:: Problem to solve ::
Your task is to filter the data below down to the lines holding "JSON".

(Beginning of The records)

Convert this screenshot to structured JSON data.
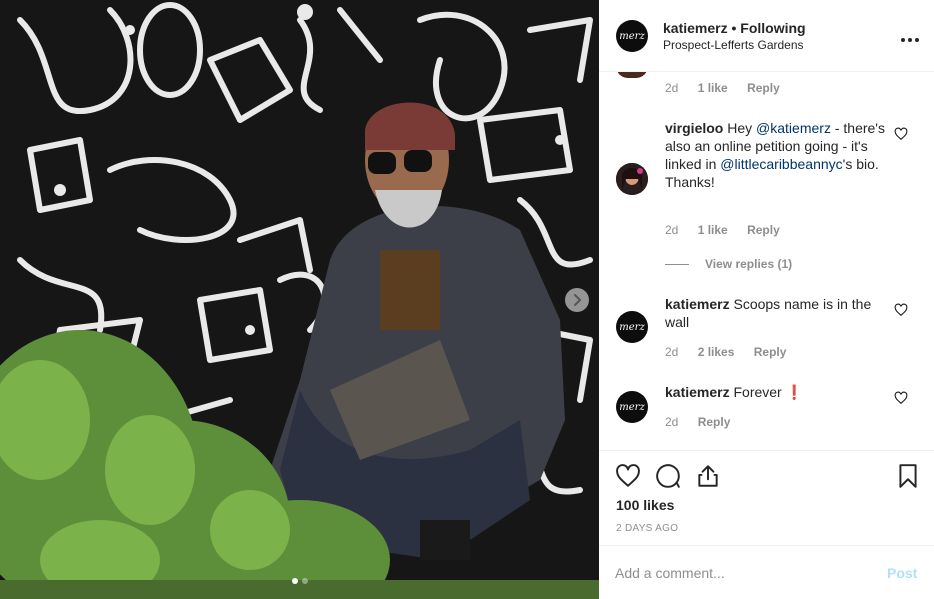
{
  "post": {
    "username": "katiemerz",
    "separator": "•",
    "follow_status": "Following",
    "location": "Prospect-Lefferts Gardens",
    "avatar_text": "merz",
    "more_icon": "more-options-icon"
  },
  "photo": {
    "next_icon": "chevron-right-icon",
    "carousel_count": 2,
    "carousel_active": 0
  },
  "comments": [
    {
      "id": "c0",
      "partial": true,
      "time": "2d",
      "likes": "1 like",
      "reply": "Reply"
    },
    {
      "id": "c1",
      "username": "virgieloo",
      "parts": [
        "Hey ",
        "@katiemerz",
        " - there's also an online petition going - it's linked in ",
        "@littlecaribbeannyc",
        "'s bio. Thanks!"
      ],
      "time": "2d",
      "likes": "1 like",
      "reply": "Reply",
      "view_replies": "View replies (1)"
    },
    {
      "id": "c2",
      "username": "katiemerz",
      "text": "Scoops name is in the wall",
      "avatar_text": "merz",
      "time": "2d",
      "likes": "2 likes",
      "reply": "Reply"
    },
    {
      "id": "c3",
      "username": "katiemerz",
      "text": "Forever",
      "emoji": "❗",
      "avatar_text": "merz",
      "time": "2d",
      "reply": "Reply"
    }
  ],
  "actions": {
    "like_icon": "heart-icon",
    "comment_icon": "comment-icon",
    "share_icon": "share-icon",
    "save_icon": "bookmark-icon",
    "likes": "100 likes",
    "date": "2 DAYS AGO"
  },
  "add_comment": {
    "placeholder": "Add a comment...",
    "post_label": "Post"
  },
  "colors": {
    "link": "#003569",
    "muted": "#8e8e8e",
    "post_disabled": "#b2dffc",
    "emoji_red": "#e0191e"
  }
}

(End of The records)
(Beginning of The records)

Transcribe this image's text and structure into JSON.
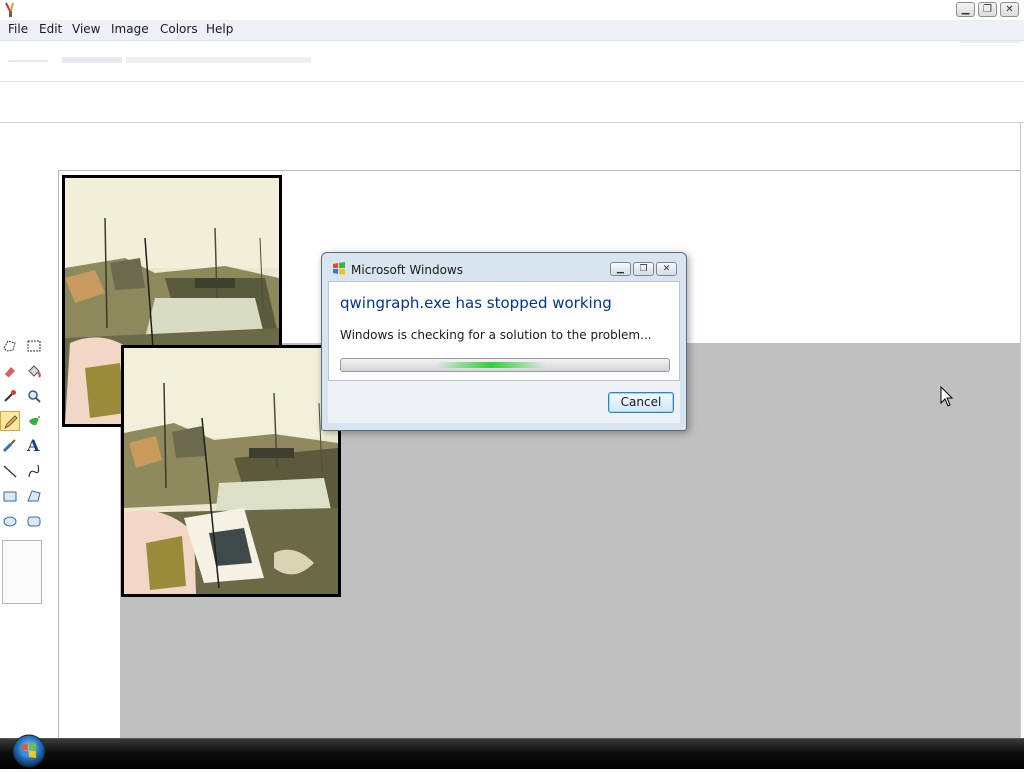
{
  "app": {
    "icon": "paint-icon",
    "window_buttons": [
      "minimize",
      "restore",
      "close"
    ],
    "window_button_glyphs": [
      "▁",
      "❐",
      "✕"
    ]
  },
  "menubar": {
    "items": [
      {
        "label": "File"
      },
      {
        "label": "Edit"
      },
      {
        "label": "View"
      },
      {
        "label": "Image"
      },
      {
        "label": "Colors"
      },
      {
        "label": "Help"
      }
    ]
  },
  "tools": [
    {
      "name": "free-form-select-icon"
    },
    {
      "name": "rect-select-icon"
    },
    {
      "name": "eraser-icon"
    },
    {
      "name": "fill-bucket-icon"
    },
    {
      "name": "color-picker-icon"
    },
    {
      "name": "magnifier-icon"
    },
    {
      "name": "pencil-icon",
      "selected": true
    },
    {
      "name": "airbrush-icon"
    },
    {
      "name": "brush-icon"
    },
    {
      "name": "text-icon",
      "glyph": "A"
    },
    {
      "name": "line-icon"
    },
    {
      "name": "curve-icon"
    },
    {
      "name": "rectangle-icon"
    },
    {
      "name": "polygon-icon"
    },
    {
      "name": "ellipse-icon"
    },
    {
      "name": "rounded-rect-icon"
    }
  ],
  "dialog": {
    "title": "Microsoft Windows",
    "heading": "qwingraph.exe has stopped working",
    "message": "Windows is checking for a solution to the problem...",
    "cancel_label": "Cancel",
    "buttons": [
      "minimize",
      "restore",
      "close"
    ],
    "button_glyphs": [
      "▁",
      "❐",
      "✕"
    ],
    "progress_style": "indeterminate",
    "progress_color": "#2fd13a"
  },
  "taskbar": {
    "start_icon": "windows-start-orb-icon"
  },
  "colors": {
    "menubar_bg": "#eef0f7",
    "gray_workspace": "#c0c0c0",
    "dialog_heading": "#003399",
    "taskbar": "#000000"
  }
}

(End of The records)
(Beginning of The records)

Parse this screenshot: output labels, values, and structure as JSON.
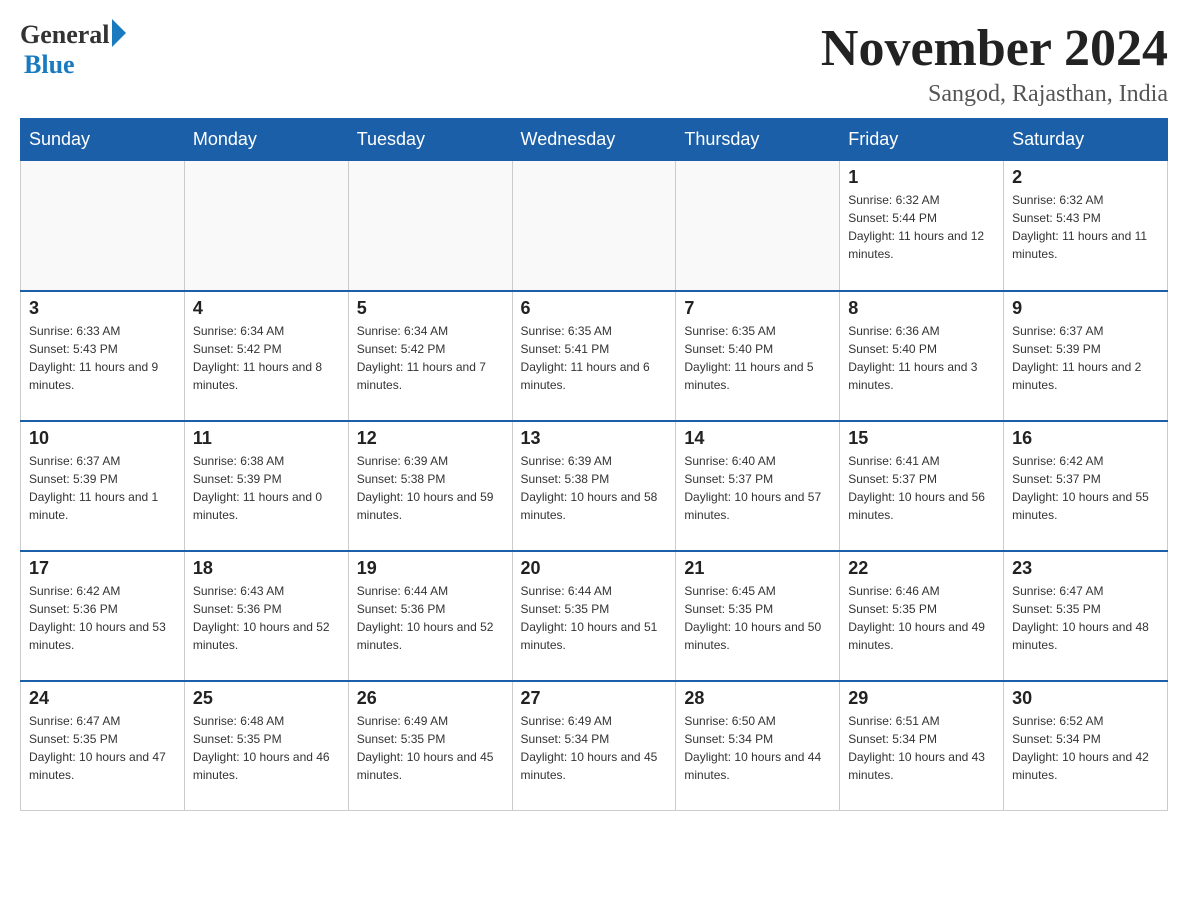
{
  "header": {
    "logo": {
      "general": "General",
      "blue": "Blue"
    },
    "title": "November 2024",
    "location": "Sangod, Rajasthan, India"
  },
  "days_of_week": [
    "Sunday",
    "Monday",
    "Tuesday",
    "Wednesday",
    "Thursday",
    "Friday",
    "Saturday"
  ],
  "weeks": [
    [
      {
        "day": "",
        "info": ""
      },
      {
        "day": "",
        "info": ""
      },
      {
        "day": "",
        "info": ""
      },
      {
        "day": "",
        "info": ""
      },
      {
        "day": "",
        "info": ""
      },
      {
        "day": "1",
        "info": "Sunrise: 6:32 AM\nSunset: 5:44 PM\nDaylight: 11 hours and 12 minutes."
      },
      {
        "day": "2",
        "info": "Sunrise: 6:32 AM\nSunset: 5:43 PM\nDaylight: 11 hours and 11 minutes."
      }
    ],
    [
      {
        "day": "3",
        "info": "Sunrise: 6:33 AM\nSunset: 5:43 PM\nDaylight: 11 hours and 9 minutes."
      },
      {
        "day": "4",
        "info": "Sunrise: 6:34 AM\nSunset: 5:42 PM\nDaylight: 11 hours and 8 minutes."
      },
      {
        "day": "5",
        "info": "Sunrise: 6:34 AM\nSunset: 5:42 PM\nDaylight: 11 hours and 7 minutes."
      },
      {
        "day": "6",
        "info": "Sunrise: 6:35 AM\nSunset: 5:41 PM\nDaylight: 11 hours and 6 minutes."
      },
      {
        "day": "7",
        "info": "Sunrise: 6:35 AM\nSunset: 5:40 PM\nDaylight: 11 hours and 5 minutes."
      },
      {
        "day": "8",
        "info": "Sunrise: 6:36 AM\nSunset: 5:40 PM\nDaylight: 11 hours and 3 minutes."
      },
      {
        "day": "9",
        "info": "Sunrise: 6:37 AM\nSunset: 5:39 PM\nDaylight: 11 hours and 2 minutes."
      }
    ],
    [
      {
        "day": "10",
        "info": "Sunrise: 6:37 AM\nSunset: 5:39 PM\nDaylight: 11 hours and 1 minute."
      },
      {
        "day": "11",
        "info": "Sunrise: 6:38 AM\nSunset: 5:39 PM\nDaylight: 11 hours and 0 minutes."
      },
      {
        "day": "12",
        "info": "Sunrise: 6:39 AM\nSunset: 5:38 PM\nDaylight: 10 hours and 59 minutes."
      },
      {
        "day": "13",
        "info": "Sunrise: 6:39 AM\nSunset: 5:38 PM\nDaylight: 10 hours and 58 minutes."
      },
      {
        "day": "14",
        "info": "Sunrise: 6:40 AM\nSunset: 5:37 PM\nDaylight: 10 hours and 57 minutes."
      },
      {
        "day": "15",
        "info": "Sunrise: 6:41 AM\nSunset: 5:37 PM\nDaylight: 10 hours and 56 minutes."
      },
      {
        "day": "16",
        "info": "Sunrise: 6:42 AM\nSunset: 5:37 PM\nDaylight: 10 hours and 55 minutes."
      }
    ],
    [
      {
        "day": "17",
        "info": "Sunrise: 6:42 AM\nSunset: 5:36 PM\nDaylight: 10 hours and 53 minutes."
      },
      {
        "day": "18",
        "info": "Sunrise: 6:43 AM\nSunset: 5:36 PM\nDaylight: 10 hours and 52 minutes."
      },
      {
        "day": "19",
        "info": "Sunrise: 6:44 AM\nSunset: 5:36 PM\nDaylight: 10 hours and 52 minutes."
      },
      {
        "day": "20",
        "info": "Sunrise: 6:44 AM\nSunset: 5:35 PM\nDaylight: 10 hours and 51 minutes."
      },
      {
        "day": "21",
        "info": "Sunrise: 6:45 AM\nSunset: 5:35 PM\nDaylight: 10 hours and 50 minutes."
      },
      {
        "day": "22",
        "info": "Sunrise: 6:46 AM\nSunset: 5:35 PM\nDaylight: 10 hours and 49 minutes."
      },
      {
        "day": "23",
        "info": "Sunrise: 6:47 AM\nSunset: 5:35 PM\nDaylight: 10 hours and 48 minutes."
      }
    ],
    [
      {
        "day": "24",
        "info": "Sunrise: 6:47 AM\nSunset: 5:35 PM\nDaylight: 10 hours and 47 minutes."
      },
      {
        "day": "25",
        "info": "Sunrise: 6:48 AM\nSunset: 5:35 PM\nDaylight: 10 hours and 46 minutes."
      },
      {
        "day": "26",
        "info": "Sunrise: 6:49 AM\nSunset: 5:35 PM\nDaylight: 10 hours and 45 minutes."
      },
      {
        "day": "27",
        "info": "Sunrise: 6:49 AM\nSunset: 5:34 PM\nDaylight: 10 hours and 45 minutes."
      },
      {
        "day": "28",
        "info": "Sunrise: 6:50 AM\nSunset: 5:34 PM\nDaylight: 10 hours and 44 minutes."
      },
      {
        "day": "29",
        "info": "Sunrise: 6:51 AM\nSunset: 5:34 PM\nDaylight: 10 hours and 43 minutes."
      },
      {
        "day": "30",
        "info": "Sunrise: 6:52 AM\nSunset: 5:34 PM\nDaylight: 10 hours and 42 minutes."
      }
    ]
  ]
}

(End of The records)

:: Solution to this exercise ::
Convert this screenshot to structured JSON data.
Transcribe this image's text and structure into JSON.
Parse this screenshot: output labels, values, and structure as JSON.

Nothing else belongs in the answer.